The low-income cohort included 55,737 patients (mean age, 53 years; 71% men), of whom 30.4% were insured with Medicaid and the rest were uninsured. Among this group, during the study period, after adjustment, odds of defect-free care increased in expansion states (adjusted OR = 1.11; 95% CI, 1.02-1.21), but to a lesser degree than in nonexpansion states (aOR = 1.38; 95% CI, 1.3-1.47; P for interaction < .001), the researchers wrote.

The usage of most procedures did not change in expansion vs. nonexpansion states, they wrote.

In-hospital mortality improved in expansion states, but not to a greater degree than it did in nonexpansion states (expansion states, from 3.2% to 2.8%; aOR = 0.93; 95% CI, 0.77-1.12; nonexpansion states, from 3.3% to 3%; aOR = 0.85; 95% CI, 0.73-0.99; P for interaction = .48), Wadhera and colleagues wrote.

“These findings suggest that current care systems for urgent, time-sensitive conditions may be less sensitive to insurance than has been recognized in the past,” the researchers wrote. – by Erik Swain

Disclosures: Wadhera reports he previously consulted for Regeneron. Please see the study for all other authors’ relevant financial disclosures.

Among low-income patients with acute MI, residing in a state with Medicaid expansion had no effect on quality of care or outcomes, according to new findings.

“In this study, we aimed to answer three questions,” Rishi K. Wadhera, MD, MPP, MPhil, from Brigham and Women’s Hospital Heart and Vascular Center and Harvard Medical School, and colleagues wrote. “First, did rates of uninsurance and Medicaid insurance change among adults hospitalized for [acute] MI after the [Affordable Care Act’s] Medicaid expansion? Second, did inpatient care quality and procedure use change for low-income patients in states that elected to expand Medicaid compared with states that did not expand?

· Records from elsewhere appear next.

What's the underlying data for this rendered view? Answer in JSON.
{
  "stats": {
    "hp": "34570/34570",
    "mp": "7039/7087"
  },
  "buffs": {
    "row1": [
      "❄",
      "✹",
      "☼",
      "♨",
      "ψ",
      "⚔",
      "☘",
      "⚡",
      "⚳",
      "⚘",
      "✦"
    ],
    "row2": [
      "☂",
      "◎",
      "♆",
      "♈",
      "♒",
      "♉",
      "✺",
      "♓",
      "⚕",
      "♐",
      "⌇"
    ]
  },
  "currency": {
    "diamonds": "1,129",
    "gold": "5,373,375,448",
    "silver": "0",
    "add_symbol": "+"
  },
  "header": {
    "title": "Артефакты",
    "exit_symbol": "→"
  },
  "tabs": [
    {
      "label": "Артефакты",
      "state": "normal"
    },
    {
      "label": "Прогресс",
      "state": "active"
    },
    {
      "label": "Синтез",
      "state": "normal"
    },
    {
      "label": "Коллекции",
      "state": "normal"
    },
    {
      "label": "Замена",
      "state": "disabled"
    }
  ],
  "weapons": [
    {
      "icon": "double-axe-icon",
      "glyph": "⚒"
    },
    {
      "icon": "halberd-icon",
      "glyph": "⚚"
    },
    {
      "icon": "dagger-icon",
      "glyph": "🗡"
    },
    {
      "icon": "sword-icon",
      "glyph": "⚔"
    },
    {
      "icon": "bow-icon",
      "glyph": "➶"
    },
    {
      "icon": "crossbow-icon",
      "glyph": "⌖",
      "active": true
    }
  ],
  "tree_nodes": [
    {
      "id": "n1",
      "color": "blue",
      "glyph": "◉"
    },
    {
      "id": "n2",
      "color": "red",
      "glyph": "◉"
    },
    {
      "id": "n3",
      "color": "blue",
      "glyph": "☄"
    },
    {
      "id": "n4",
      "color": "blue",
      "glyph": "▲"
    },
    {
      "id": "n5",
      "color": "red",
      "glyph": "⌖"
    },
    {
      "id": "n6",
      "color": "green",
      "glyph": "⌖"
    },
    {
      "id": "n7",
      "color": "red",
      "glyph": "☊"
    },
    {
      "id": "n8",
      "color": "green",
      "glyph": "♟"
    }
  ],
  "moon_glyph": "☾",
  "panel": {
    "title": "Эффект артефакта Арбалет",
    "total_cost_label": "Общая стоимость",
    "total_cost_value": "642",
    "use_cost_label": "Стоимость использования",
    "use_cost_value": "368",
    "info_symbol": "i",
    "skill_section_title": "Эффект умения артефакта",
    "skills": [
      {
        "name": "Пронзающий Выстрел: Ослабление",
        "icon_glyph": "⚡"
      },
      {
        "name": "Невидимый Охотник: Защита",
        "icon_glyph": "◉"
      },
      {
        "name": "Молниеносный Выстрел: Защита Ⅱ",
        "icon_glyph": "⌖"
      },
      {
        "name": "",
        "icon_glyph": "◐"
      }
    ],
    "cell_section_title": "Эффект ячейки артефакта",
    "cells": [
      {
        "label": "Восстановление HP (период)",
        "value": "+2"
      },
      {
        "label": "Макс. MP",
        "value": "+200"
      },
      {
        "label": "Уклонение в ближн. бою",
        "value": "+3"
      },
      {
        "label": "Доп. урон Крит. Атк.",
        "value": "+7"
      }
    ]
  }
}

And finally, did in-hospital outcomes improve in states that expanded Medicaid compared with nonexpansion states?”

The researchers analyzed 325,343 patients younger than 65 years who were hospitalized for acute MI between 2012 and 2016 and were included in the National Cardiovascular Data Registry’s Acute Coronary Treatment and Intervention Outcomes Network registry.

During the study period, among the cohort, the rates of uninsured hospitalizations for acute MI dropped from 18% to 8.4% in expansion states and from 25.6% to 21.1% in nonexpansion states (P < .001 for difference in trend).

Meanwhile, Medicaid coverage increased from 7.5% to 14.4% of patients in expansion states and from 6.2% to 6.6% of patients in nonexpansion states (P < .001), according to the researchers.

The low-income cohort included 55,737 patients (mean age, 53 years; 71% men), of whom 30.4% were insured with Medicaid and the rest were uninsured. Among this group, during the study period, after adjustment, odds of defect-free care increased in expansion states (adjusted OR = 1.11; 95% CI, 1.02-1.21), but to a lesser degree than in nonexpansion states (aOR = 1.38; 95% CI, 1.3-1.47; P for interaction < .001), the researchers wrote.

The usage of most procedures did not change in expansion vs. nonexpansion states, they wrote.

In-hospital mortality improved in expansion states, but not to a greater degree than it did in nonexpansion states (expansion states, from 3.2% to 2.8%; aOR = 0.93; 95% CI, 0.77-1.12; nonexpansion states, from 3.3% to 3%; aOR = 0.85; 95% CI, 0.73-0.99; P for interaction = .48), Wadhera and colleagues wrote.

“These findings suggest that current care systems for urgent, time-sensitive conditions may be less sensitive to insurance than has been recognized in the past,” the researchers wrote. – by Erik Swain

Disclosures: Wadhera reports he previously consulted for Regeneron. Please see the study for all other authors’ relevant financial disclosures.